▸ **DESCRIPTION OF THE TASK**:
Lines that include the string "content" are the ones to copy from the entries below.

▸ **Data excerpts**:
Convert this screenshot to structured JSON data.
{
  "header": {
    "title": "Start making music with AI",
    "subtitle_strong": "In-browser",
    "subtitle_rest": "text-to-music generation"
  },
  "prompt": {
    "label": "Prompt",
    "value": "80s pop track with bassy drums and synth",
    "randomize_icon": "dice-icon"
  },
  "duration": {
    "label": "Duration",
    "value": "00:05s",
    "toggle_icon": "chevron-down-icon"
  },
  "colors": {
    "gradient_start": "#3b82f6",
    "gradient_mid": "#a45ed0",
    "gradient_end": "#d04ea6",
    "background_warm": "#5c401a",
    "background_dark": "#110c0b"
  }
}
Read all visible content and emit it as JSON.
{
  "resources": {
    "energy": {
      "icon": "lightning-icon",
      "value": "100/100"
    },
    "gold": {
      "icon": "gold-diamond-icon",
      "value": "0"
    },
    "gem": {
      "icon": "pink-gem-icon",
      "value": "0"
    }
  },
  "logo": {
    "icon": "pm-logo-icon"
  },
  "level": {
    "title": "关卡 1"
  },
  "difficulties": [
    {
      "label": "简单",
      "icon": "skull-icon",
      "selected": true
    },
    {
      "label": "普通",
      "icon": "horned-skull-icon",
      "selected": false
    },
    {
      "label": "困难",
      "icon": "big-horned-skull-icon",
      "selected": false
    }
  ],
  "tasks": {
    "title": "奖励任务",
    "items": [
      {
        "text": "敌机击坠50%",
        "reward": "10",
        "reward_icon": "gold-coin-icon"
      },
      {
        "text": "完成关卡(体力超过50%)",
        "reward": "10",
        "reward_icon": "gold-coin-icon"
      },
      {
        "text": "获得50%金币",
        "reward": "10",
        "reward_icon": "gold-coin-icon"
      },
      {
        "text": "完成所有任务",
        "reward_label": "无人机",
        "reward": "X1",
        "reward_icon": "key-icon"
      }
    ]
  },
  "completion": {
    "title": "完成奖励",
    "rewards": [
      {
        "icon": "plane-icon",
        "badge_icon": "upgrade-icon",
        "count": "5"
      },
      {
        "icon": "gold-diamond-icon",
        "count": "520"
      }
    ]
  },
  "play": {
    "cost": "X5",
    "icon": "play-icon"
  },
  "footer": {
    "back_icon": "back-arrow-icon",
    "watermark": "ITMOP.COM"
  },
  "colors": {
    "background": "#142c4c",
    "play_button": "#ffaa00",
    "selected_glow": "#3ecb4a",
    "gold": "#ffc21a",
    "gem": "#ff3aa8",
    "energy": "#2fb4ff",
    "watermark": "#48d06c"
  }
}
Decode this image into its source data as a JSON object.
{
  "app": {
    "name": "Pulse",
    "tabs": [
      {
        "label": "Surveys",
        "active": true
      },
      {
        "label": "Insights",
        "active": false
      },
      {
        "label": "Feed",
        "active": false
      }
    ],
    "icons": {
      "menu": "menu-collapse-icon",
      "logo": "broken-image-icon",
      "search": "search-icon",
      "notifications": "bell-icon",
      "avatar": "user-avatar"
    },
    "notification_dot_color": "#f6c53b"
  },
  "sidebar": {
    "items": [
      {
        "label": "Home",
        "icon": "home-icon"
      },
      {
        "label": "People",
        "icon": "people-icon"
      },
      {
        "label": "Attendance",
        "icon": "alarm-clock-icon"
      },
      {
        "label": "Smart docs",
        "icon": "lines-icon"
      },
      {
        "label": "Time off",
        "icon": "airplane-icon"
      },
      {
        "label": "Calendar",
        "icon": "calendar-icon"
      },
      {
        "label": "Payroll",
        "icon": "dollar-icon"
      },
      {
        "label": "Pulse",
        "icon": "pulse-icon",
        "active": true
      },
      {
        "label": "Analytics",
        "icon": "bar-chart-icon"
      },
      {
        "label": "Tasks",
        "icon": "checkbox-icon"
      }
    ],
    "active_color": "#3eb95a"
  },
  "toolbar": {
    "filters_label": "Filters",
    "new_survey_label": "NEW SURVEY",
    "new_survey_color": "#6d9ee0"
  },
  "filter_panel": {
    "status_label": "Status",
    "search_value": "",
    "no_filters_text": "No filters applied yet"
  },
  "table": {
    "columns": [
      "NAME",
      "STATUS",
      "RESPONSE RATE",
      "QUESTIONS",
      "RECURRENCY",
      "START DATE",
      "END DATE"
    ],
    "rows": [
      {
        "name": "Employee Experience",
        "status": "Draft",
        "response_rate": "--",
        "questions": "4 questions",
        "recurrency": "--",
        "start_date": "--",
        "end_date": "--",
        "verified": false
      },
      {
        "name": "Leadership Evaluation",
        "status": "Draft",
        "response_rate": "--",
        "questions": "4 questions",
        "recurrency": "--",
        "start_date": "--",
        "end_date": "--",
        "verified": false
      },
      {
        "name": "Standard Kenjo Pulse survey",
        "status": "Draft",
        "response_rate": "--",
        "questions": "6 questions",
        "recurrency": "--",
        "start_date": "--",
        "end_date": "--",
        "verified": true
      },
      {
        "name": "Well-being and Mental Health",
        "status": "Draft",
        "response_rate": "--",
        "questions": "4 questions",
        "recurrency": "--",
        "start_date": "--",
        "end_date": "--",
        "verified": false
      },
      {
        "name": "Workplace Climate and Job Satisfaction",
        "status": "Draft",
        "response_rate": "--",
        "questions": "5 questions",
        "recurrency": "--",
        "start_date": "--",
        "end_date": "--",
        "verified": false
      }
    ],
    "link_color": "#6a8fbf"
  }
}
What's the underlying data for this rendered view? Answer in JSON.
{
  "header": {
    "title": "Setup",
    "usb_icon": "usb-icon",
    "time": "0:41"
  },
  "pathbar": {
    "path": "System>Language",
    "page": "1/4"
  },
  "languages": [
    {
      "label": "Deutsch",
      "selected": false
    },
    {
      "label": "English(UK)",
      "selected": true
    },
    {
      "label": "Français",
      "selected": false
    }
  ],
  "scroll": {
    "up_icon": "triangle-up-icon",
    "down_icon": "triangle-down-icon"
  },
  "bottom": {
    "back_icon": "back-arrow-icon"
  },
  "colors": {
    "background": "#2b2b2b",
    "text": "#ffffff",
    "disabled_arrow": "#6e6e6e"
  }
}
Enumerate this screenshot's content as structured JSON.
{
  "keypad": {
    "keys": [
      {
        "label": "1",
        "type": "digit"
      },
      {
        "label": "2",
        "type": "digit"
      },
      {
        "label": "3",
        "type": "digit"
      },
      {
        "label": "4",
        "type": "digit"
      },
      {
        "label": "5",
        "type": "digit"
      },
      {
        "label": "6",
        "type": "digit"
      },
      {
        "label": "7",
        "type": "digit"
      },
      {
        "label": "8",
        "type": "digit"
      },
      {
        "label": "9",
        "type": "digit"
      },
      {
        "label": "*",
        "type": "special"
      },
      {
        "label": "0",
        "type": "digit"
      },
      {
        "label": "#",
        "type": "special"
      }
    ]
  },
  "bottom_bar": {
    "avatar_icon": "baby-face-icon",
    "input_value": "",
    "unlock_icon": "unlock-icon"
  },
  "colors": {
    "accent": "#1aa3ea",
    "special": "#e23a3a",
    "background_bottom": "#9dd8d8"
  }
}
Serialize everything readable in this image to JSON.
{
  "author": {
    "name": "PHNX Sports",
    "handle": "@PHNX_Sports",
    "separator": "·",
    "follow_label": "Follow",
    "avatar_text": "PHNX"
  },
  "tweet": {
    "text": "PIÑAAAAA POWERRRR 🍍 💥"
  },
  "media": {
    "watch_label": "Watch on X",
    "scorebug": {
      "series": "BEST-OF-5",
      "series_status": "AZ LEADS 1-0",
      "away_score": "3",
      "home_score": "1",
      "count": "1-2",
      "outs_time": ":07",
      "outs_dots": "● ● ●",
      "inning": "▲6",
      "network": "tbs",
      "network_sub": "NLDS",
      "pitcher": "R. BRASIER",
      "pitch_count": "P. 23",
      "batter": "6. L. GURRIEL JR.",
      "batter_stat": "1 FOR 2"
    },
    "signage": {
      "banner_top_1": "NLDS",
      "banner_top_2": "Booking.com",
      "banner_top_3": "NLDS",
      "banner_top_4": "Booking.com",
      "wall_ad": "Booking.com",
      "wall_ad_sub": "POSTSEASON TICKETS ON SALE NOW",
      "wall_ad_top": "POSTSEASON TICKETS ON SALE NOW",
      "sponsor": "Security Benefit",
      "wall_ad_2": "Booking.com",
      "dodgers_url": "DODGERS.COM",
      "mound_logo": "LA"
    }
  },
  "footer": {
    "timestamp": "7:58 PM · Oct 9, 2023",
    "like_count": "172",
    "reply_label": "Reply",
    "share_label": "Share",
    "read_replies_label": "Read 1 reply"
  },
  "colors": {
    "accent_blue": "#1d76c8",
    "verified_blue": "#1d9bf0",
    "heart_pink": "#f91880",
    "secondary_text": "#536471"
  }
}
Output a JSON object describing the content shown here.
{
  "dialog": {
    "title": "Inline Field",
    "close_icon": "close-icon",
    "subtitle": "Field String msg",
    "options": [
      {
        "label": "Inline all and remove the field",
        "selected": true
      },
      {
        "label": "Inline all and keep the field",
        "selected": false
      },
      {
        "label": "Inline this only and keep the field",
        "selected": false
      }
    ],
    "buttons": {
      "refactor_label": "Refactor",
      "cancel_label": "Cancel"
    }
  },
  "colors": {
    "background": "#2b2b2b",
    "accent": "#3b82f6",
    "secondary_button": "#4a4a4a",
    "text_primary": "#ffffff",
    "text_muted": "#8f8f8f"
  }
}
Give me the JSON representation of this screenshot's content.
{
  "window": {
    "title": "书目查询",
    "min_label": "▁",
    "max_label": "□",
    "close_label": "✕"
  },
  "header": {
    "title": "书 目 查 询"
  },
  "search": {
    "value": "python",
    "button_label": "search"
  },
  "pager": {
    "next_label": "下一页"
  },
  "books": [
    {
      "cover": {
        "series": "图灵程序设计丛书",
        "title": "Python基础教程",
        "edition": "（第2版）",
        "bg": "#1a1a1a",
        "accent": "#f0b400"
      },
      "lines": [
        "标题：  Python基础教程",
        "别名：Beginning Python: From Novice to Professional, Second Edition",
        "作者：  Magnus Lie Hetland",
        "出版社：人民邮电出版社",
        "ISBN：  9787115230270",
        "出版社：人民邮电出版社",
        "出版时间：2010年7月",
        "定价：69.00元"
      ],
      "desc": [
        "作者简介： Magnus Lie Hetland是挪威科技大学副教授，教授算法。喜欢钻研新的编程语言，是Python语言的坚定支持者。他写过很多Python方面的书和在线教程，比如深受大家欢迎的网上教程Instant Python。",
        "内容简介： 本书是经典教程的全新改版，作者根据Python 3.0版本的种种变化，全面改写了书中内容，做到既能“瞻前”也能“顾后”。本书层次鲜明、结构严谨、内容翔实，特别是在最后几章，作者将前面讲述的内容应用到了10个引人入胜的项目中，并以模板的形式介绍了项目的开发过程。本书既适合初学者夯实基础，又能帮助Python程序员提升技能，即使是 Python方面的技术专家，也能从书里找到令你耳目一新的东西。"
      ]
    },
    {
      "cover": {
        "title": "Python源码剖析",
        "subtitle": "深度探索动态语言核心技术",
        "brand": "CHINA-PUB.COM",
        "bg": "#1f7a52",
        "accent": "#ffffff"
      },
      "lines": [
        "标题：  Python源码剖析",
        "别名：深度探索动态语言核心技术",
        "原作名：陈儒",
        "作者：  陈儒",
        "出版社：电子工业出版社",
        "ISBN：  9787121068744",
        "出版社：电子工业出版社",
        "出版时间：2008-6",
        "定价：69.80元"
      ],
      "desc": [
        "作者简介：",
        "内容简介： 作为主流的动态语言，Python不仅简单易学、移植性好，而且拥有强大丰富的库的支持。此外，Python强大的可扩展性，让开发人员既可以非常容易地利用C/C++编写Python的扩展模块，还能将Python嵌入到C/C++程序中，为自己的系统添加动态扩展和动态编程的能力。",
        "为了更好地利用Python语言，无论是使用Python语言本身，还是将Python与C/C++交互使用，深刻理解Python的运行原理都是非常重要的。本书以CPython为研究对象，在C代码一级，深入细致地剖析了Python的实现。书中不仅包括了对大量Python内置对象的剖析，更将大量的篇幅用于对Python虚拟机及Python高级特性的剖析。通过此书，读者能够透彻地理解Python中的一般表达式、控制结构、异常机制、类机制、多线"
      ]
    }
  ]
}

▸ **ANSWER FOR THE TASK**:
Read all visible content and emit it as JSON.
Enumerate this screenshot's content as structured JSON.
Output a JSON object describing the content shown here.
Give me the JSON representation of this screenshot's content.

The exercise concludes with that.